Deliver us, we pray…
March 16, 2013, 12:11 pm
Filed under: Sermons

A sermon preached at All Saints, Clifton, Sunday March 10th, 2013

Through Lent, we have been thinking about the Lord’s Prayer. Last week, the topic was, “Lead us not into temptation, but deliver us from evil.” Next week it will be, “For thine is the kingdom, the power and the glory.” Oh, dear! What can we think about this week?

Well, in the Roman Rite (and other ancient rites) there is a short prayer to be said by the priest between these two clauses.
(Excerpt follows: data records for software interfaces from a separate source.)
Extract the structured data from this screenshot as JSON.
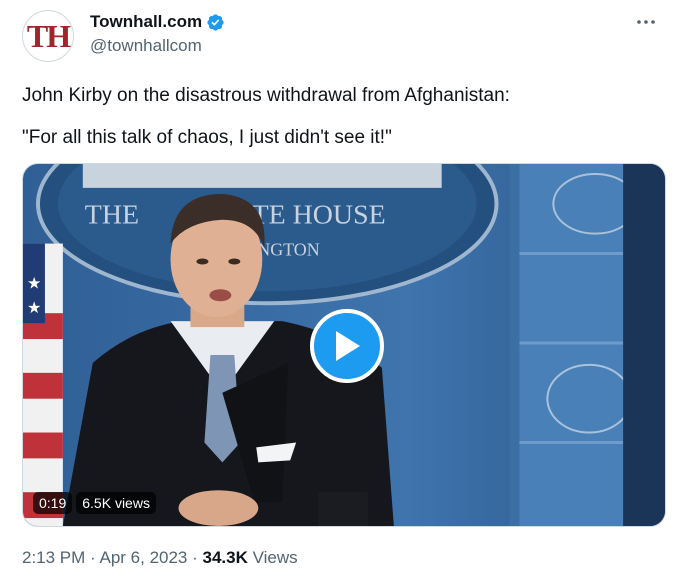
{
  "author": {
    "avatar_text": "TH",
    "display_name": "Townhall.com",
    "handle": "@townhallcom",
    "verified_icon": "verified-badge-icon"
  },
  "tweet": {
    "line1": "John Kirby on the disastrous withdrawal from Afghanistan:",
    "line2": "\"For all this talk of chaos, I just didn't see it!\""
  },
  "video": {
    "duration": "0:19",
    "views": "6.5K views",
    "seal_text_left": "THE",
    "seal_text_right": "ITE HOUSE",
    "seal_text_sub": "NGTON",
    "play_icon": "play-icon"
  },
  "meta": {
    "time": "2:13 PM",
    "sep1": " · ",
    "date": "Apr 6, 2023",
    "sep2": " · ",
    "view_count": "34.3K",
    "view_label": " Views"
  },
  "colors": {
    "accent": "#1d9bf0",
    "secondary_text": "#536471",
    "brand_red": "#a3242b"
  }
}
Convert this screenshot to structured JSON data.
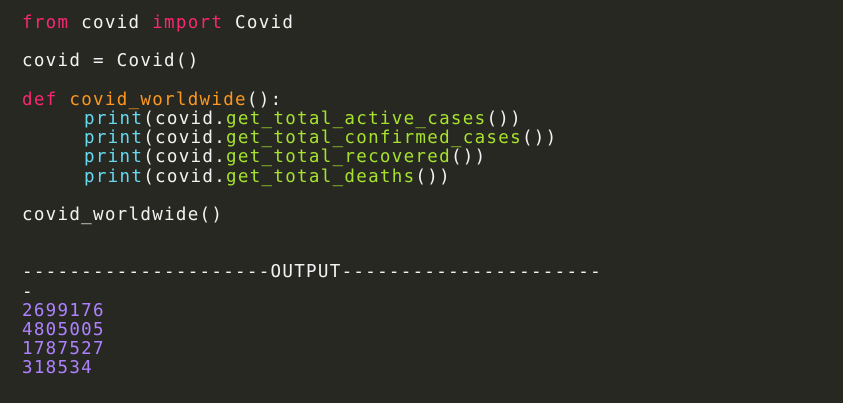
{
  "code": {
    "line1": {
      "kw_from": "from",
      "module": " covid ",
      "kw_import": "import",
      "cls": " Covid"
    },
    "line2": {
      "text": "covid = Covid()"
    },
    "line3": {
      "kw_def": "def",
      "space": " ",
      "func_name": "covid_worldwide",
      "tail": "():"
    },
    "prints": [
      {
        "builtin": "print",
        "open": "(covid.",
        "method": "get_total_active_cases",
        "close": "())"
      },
      {
        "builtin": "print",
        "open": "(covid.",
        "method": "get_total_confirmed_cases",
        "close": "())"
      },
      {
        "builtin": "print",
        "open": "(covid.",
        "method": "get_total_recovered",
        "close": "())"
      },
      {
        "builtin": "print",
        "open": "(covid.",
        "method": "get_total_deaths",
        "close": "())"
      }
    ],
    "call": "covid_worldwide()"
  },
  "output": {
    "separator": "---------------------OUTPUT----------------------",
    "separator_wrap": "-",
    "values": [
      "2699176",
      "4805005",
      "1787527",
      "318534"
    ]
  },
  "colors": {
    "background": "#272822",
    "keyword": "#f92672",
    "function_name": "#fd971f",
    "builtin": "#66d9ef",
    "method": "#a6e22e",
    "text": "#f2f2f2",
    "output_number": "#ae81ff"
  }
}
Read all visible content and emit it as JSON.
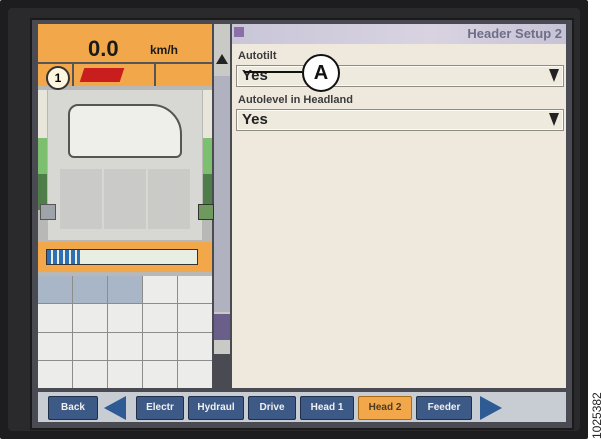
{
  "status": {
    "speed_value": "0.0",
    "speed_unit": "km/h",
    "gear": "1",
    "header_fill_percent": 90,
    "load_fill_percent": 22
  },
  "window": {
    "title": "Header Setup 2"
  },
  "fields": [
    {
      "label": "Autotilt",
      "value": "Yes"
    },
    {
      "label": "Autolevel in Headland",
      "value": "Yes"
    }
  ],
  "callout": {
    "label": "A"
  },
  "tabs": [
    {
      "label": "Back",
      "active": false
    },
    {
      "label": "Electr",
      "active": false
    },
    {
      "label": "Hydraul",
      "active": false
    },
    {
      "label": "Drive",
      "active": false
    },
    {
      "label": "Head 1",
      "active": false
    },
    {
      "label": "Head 2",
      "active": true
    },
    {
      "label": "Feeder",
      "active": false
    }
  ],
  "reference_number": "1025382",
  "icons": {
    "scroll_up": "triangle-up",
    "previous": "triangle-left",
    "next": "triangle-right",
    "dropdown": "triangle-down"
  }
}
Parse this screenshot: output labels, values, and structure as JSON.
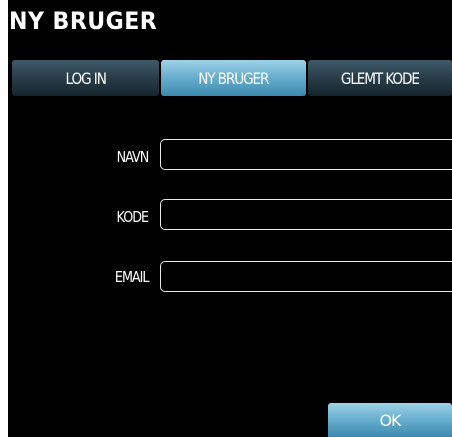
{
  "header": {
    "title": "NY BRUGER"
  },
  "tabs": [
    {
      "label": "LOG IN",
      "active": false
    },
    {
      "label": "NY BRUGER",
      "active": true
    },
    {
      "label": "GLEMT KODE",
      "active": false
    }
  ],
  "form": {
    "name_label": "NAVN",
    "name_value": "",
    "password_label": "KODE",
    "password_value": "",
    "email_label": "EMAIL",
    "email_value": ""
  },
  "actions": {
    "ok_label": "OK"
  },
  "colors": {
    "background": "#000000",
    "tab_dark": "#2a404c",
    "tab_active": "#6ab0d0",
    "field_border": "#e8e8e8",
    "text": "#ffffff"
  }
}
It is called technically the “embolism”, which sounds like a medical condition but is simply the Greek for “interpolation”. The wording varies slightly in different rites, but the modern Roman form is:

“Deliver us, Lord, we pray, from every evil, graciously grant peace in our days, that, by the help of your mercy, we may be always free from sin and safe from all distress, as we await the blessed hope and the coming of our Saviour, Jesus Christ.” Or, in the slightly looser translation recently replaced: “Deliver us, Lord, from every evil, and grant us peace in our day. In your mercy keep us free from sin and protect us from all anxiety as we wait in joyful hope for the coming of our Saviour, Jesus Christ.”

It expands the thought of the previous clause, praying for deliverance from evil, and leads via the reminder of our hope for Christ’s return to the doxology with which we customarily end, “For thine is the kingdom, the power and the glory, for ever and ever. Amen.”

Among the evils from which we pray to be delivered is the threat of war. The prayer was probably composed towards the end of the Roman Empire in the West, the time of the barbarian invasions. “Grant peace in our days” would have been the heart-felt desire of Christian people, and surely it is no less appropriate today. Christians face actual war in some parts of the world, the threat of terrorism almost anywhere, and social unrest everywhere. Grant us peace; the thought continues in the Agnus Dei: “O Lamb of God, that takest away the sins of the world, grant us thy peace.”

Peace, and sin: sin is the taker-away of true peace, inward or outward. “In your mercy keep us free from sin and protect us from all anxiety.”

The second half of the Lord’s Prayer itself begins with the clause, “Forgive us our trespasses.” We know that we can only ask forgiveness if we are ready to offer forgiveness to those who have hurt us. Such hurt can often be the test that we undergo, to show whether we have understood Christ’s message of forgiveness. I preached last Sunday on the clauses: “Lead us not into temptation; but deliver us from evil,” so I will say no more about them.

We have fallen short of the standard God asks of us, and we ask his forgiveness; in the embolism we ask that we may be free from further failing. The best guarantee of inward peace is a good conscience. It is only if we are kept free from sin that we shall also be protected from all anxiety. Anxiety is very much the mark of the modern world, with its pressures and its hectic pace.

If we look only at the world, with its injustice, its hatreds and its sorrows, we might despair. But instead we have a joyful hope, the coming of our Saviour. His coming is not only in some remote future age. He comes to us day by day, whenever we remember his presence. “I am with you always,” he said. He comes to us in those who care for us; he comes to us in his holy Sacrament; he comes to us when we care for other people.

The Presence of Christ in the hearts of his faithful is the Kingdom, the Reign, of God. The presence and the progress of those who seek to follow Jesus is the coming of the Kingdom of heaven in the world. It is in the manifestation of love that God shows his power, and his glory. “For thine is the kingdom, the power and the glory, for ever and ever. Amen.”

 

 

Advertisements

2 Comments so far
Leave a comment

Dear Fr Paul,

Thanks for sharing. I look forward to reading a transcript of this morning’s sermon at All Saints.

Best wishes,
Kyle

Comment by Kyle Mulholland

Your wish is granted…

Comment by Fr Paul Spilsbury SSC




Leave a Reply

Fill in your details below or click an icon to log in:

WordPress.com Logo

You are commenting using your WordPress.com account. Log Out / Change )

Twitter picture

You are commenting using your Twitter account. Log Out / Change )

Facebook photo

You are commenting using your Facebook account. Log Out / Change )

Google+ photo

You are commenting using your Google+ account. Log Out / Change )

Connecting to %s



%d bloggers like this: